> **Action item**
Every line that contains "Personal" must be located and copied from the data.
____ Information supplied
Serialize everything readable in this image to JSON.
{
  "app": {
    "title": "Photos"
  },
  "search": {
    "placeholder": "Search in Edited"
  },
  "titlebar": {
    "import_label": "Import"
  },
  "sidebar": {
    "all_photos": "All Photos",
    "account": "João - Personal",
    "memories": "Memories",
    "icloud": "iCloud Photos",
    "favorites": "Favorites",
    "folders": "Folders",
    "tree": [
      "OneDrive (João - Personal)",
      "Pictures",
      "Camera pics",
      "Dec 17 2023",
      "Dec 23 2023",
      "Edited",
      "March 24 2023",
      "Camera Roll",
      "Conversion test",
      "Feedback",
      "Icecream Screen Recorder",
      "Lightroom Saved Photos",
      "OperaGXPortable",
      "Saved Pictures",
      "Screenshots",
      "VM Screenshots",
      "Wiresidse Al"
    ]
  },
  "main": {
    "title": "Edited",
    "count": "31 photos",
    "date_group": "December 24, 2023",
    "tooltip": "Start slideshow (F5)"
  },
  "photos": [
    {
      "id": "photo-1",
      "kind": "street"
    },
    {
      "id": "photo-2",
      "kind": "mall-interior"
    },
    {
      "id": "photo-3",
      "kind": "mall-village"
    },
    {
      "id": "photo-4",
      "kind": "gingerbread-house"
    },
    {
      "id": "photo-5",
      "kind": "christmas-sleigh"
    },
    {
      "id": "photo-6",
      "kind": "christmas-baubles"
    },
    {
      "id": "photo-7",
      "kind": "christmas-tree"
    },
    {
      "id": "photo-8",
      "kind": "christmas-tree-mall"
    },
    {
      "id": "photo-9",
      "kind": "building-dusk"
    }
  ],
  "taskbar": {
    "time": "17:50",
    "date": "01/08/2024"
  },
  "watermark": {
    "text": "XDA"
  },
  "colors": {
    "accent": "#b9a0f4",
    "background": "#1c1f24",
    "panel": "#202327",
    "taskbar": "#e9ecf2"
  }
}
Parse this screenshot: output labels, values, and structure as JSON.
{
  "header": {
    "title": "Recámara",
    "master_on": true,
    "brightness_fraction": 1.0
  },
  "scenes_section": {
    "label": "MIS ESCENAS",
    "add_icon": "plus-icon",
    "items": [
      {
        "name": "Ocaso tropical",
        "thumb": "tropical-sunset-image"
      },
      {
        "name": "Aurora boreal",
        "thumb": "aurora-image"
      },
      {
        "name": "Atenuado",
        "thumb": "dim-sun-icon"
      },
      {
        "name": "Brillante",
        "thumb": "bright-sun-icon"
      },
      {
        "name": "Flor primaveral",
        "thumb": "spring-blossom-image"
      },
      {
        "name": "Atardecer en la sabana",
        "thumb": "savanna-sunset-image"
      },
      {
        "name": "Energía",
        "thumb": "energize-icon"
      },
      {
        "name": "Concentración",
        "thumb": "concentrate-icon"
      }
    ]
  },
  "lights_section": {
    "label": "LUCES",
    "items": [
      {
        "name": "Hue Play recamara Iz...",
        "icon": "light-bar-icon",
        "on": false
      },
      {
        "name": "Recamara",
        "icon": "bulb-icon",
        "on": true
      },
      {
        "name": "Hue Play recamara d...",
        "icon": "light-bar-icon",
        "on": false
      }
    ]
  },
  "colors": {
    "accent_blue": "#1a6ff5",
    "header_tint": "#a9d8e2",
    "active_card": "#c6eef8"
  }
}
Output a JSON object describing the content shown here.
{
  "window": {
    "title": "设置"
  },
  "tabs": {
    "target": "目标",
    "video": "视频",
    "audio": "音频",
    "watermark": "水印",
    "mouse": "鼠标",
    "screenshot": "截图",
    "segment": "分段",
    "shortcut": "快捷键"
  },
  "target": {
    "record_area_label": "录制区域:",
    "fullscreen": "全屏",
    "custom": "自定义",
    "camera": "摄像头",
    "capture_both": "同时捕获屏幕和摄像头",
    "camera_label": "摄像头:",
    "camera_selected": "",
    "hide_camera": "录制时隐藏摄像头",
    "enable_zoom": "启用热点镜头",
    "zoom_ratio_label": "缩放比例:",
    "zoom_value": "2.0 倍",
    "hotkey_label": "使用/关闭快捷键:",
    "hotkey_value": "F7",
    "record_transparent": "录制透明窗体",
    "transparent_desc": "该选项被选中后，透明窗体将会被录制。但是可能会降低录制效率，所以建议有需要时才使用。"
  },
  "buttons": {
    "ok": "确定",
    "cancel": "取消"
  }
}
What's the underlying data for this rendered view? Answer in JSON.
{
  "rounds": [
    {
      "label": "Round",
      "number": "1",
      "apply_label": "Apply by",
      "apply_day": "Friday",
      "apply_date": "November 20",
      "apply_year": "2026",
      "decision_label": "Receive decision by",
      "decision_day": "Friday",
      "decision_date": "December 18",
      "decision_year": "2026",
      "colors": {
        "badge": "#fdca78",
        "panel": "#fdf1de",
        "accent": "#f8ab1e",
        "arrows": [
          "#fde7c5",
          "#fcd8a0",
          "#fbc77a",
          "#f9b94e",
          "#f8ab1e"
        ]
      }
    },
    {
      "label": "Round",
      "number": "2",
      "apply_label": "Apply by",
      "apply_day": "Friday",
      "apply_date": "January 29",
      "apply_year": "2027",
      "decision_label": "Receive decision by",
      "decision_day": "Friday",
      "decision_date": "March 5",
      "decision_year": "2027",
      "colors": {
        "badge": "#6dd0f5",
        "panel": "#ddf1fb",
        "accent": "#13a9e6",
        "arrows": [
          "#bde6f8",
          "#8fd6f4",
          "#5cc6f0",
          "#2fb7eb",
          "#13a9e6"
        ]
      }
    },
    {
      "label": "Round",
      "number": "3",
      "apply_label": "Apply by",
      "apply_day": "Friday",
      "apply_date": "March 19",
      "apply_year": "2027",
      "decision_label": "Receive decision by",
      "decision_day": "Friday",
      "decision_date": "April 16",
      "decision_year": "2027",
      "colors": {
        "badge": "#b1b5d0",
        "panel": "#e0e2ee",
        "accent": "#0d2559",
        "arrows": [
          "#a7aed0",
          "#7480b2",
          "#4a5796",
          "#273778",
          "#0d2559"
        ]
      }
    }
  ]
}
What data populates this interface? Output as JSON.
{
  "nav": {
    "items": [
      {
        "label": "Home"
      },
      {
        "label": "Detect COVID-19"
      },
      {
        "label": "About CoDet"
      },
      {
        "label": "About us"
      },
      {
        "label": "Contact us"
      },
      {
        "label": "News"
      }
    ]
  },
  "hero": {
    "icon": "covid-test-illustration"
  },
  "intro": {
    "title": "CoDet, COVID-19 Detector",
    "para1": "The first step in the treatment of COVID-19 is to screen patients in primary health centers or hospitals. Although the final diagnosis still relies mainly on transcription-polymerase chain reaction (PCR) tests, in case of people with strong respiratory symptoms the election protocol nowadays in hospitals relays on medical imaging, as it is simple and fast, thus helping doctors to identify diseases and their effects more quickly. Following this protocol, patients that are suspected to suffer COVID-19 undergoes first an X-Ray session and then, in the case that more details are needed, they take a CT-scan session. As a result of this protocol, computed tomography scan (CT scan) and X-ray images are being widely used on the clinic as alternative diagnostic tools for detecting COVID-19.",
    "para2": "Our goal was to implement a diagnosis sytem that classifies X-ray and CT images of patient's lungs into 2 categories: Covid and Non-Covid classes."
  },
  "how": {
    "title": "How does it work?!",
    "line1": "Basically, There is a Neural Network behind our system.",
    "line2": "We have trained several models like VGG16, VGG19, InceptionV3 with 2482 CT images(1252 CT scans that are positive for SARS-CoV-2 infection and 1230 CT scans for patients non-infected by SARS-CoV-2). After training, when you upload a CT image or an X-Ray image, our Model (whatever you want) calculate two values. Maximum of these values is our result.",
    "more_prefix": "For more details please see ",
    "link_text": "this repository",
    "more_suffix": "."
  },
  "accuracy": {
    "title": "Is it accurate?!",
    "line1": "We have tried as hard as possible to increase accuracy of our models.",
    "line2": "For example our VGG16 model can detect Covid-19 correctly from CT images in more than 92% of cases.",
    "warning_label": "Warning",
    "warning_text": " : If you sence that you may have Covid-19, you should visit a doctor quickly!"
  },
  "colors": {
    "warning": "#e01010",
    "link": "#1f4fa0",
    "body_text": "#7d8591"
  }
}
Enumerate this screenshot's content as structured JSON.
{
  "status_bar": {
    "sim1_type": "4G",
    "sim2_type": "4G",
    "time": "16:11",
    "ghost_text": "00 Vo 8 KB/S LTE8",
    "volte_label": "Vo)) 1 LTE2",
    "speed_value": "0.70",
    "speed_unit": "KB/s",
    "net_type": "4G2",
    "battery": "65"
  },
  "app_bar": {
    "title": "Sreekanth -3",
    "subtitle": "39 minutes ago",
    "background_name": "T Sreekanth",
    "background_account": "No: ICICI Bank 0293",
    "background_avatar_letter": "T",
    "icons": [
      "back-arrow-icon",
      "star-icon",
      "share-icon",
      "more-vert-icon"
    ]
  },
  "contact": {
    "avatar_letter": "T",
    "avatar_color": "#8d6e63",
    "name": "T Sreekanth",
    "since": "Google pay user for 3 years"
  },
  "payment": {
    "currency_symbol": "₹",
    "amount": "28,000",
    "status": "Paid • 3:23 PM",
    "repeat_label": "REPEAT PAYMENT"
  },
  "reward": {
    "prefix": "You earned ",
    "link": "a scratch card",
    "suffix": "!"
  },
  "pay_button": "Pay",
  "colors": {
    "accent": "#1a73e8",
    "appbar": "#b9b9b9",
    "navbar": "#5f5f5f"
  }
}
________
> **Exercise output**
    "account": "João - Personal",
      "OneDrive (João - Personal)",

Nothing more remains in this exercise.